Problem
Here are some records; copy every line that holds the word "data".

Information given

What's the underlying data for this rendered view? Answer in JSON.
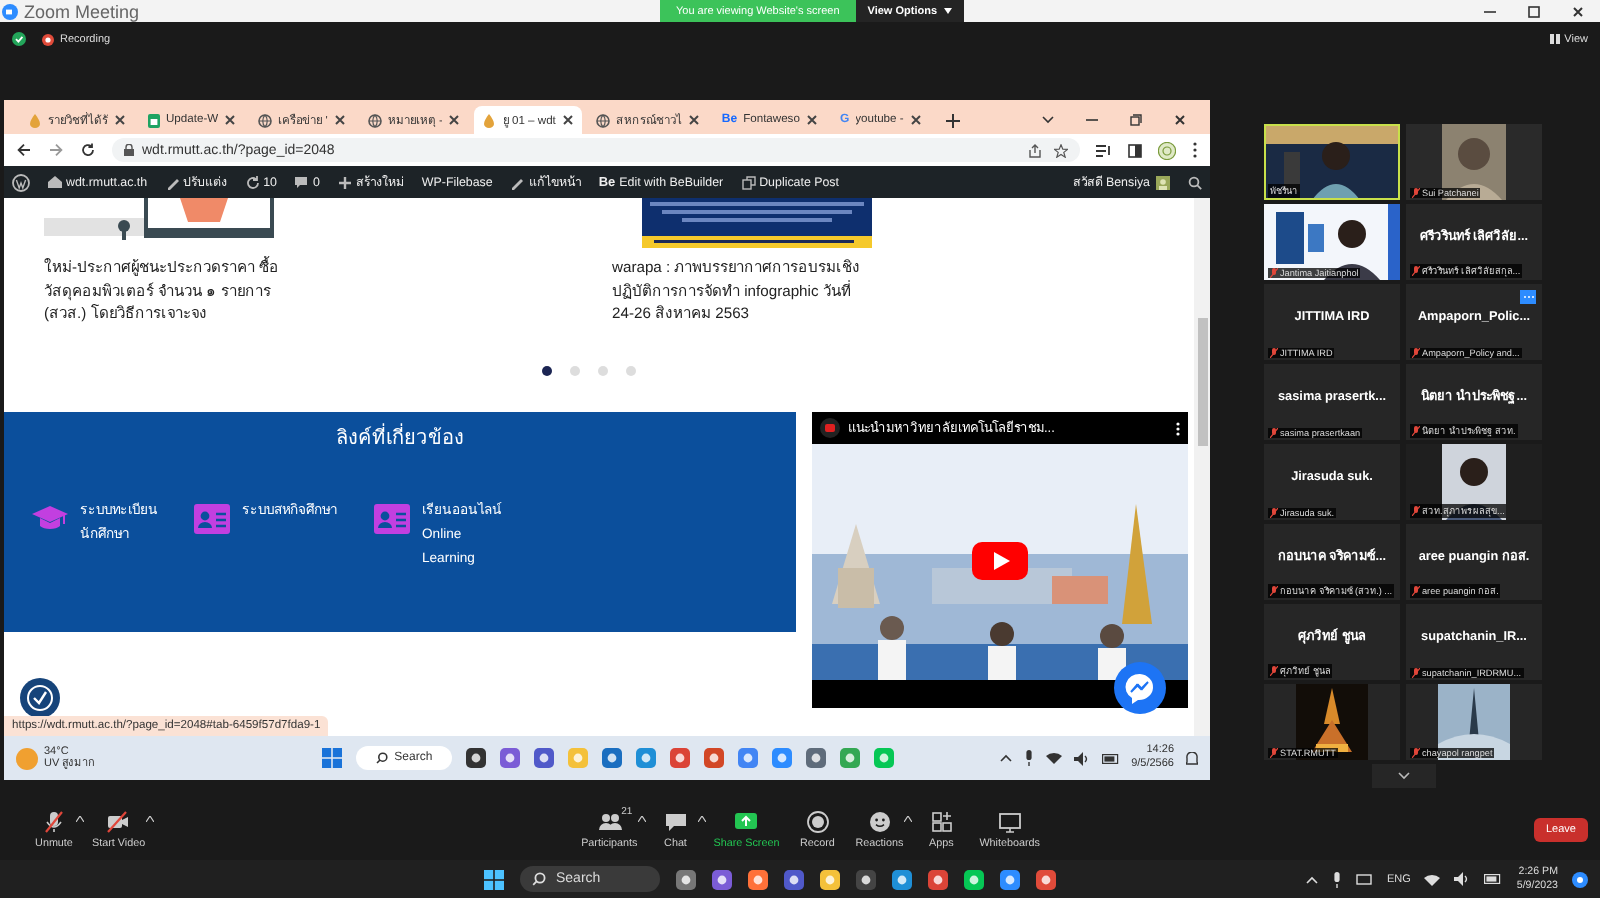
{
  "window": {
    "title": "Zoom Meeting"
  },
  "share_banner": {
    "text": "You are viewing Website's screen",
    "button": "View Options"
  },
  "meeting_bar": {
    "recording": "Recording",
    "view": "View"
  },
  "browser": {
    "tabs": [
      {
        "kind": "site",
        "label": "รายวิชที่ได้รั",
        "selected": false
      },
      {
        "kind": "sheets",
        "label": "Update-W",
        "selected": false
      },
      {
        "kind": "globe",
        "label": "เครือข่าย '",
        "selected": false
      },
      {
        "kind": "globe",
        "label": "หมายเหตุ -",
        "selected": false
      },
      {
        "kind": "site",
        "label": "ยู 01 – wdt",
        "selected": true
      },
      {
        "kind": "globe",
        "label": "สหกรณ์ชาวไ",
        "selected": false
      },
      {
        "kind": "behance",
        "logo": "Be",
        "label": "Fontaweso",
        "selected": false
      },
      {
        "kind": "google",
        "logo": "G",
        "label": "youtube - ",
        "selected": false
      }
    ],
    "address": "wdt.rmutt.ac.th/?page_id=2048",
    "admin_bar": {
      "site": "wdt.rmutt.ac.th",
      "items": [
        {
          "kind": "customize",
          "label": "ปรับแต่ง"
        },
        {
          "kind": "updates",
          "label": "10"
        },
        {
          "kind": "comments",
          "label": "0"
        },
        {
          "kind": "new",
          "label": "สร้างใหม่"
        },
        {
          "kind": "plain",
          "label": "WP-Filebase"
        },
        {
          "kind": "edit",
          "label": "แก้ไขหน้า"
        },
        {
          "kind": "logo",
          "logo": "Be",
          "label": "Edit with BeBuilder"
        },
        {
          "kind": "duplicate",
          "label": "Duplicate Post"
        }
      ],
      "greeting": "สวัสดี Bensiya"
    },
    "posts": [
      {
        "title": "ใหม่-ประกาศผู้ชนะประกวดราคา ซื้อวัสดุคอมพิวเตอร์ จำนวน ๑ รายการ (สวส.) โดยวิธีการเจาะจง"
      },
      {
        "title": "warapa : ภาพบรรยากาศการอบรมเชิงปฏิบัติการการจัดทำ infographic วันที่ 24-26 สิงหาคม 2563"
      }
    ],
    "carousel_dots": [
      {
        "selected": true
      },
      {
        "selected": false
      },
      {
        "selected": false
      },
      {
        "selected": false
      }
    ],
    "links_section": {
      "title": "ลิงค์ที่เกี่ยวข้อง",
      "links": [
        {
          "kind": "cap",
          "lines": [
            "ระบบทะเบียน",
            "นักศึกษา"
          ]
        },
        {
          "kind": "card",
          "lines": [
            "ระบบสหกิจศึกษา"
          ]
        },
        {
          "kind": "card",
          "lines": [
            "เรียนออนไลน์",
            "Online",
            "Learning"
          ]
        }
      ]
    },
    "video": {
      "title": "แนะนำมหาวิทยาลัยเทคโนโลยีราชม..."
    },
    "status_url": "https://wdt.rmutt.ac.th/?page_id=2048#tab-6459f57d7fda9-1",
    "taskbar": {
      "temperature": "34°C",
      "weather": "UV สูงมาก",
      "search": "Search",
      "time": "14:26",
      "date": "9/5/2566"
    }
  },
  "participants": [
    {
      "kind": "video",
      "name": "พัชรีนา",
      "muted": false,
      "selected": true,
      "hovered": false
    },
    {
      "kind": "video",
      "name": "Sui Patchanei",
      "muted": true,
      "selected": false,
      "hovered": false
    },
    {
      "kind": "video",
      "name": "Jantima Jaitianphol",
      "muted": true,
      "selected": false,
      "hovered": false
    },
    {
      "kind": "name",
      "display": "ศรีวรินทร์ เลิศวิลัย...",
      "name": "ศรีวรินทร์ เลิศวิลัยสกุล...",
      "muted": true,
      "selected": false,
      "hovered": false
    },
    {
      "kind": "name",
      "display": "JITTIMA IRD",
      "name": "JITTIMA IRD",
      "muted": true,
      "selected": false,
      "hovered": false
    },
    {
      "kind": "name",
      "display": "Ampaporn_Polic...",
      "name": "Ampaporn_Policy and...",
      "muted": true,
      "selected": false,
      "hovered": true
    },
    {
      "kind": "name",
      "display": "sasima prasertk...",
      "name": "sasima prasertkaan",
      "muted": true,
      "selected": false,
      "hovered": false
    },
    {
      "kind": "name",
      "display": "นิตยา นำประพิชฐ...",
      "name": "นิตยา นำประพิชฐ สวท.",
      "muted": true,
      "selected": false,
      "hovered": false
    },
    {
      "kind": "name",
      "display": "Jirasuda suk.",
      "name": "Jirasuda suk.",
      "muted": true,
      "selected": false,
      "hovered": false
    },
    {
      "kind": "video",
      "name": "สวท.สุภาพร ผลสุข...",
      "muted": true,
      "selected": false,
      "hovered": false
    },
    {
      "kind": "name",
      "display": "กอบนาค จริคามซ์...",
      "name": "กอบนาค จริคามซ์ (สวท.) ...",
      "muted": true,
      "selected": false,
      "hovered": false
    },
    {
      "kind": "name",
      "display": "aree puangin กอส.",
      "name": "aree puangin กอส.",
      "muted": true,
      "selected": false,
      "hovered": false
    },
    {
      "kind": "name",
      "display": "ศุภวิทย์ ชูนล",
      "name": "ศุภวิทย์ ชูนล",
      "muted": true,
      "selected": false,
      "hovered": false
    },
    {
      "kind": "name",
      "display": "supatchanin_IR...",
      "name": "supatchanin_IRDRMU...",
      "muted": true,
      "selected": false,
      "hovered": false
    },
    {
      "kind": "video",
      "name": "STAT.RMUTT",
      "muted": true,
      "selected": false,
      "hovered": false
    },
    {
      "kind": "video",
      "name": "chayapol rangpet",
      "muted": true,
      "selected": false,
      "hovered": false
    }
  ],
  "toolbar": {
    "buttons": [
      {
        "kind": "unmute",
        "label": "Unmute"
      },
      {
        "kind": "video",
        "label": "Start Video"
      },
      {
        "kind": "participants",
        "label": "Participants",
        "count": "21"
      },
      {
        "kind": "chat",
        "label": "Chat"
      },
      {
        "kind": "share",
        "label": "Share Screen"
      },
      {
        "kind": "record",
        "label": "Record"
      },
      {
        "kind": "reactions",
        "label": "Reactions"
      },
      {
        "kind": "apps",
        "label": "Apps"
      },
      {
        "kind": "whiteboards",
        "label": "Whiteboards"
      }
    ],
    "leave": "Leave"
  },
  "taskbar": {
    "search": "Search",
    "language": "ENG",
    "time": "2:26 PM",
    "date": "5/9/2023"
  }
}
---
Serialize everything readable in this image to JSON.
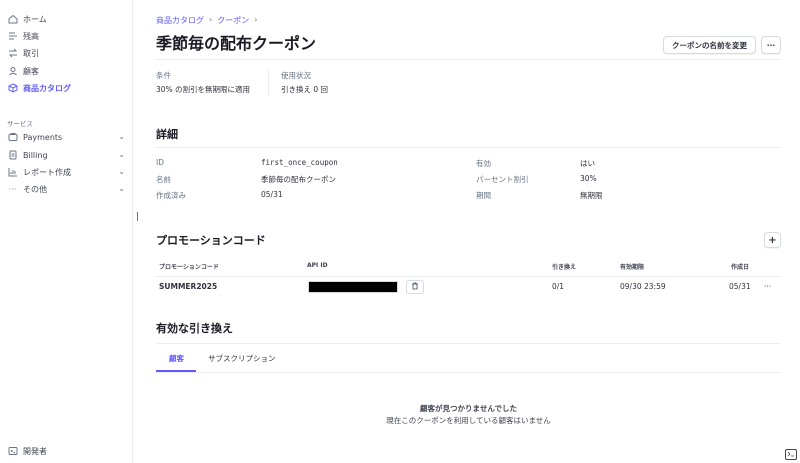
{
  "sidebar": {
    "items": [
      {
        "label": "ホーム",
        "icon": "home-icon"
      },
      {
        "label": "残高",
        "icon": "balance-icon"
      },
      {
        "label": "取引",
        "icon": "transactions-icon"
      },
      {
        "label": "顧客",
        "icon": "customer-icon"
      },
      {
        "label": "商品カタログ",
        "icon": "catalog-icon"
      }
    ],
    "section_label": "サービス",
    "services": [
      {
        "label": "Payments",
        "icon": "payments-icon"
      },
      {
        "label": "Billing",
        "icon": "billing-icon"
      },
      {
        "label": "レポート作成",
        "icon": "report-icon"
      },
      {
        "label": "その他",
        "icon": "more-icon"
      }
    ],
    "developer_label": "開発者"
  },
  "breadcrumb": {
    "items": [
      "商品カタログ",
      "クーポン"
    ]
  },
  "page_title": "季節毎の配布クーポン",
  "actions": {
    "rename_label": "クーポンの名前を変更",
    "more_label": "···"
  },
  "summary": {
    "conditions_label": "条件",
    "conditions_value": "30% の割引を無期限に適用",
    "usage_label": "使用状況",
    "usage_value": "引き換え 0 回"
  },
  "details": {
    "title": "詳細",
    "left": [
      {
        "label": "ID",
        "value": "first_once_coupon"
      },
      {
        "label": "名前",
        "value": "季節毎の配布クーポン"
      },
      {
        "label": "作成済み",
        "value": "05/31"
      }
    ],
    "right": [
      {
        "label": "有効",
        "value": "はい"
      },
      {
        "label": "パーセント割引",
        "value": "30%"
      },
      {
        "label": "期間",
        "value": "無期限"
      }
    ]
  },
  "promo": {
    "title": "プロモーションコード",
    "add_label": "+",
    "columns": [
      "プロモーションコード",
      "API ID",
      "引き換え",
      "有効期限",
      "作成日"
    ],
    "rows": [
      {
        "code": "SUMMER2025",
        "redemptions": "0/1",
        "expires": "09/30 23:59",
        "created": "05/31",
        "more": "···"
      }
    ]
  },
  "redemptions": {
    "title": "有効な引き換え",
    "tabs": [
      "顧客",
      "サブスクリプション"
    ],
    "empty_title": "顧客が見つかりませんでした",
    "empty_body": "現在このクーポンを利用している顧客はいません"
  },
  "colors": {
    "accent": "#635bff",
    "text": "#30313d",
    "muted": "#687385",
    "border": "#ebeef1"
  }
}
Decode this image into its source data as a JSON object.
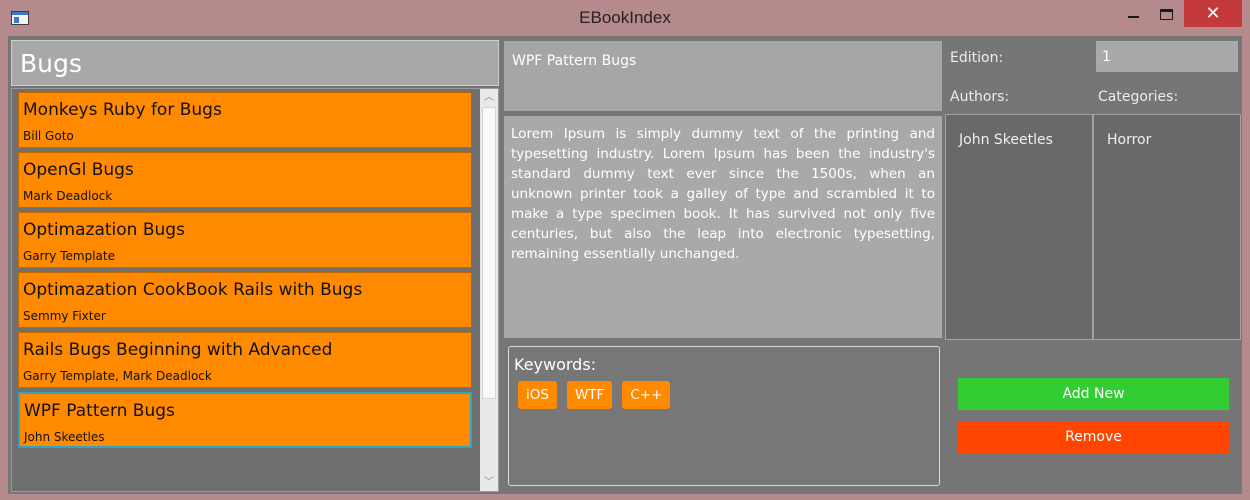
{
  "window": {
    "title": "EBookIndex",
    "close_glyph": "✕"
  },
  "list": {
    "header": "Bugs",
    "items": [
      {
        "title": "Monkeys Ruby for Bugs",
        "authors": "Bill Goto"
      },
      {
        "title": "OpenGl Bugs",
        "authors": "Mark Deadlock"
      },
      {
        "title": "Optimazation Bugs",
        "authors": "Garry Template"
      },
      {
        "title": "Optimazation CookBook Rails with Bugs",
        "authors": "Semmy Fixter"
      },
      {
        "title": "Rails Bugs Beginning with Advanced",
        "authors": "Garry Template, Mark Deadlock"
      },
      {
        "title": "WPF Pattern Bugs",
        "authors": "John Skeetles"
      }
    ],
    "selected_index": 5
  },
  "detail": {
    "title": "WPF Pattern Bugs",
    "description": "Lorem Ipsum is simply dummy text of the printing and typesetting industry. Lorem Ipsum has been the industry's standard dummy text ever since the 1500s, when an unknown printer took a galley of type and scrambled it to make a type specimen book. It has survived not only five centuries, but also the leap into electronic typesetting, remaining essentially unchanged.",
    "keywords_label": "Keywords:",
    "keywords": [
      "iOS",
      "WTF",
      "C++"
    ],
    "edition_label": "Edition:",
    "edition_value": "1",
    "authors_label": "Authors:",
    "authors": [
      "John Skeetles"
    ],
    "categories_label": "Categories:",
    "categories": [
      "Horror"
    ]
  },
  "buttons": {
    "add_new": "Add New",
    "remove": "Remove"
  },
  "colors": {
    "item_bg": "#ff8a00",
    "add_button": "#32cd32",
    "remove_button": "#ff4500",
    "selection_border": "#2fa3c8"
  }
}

Written reply
What's the underlying data for this rendered view? Answer in JSON.
Decode this image into its source data as a JSON object.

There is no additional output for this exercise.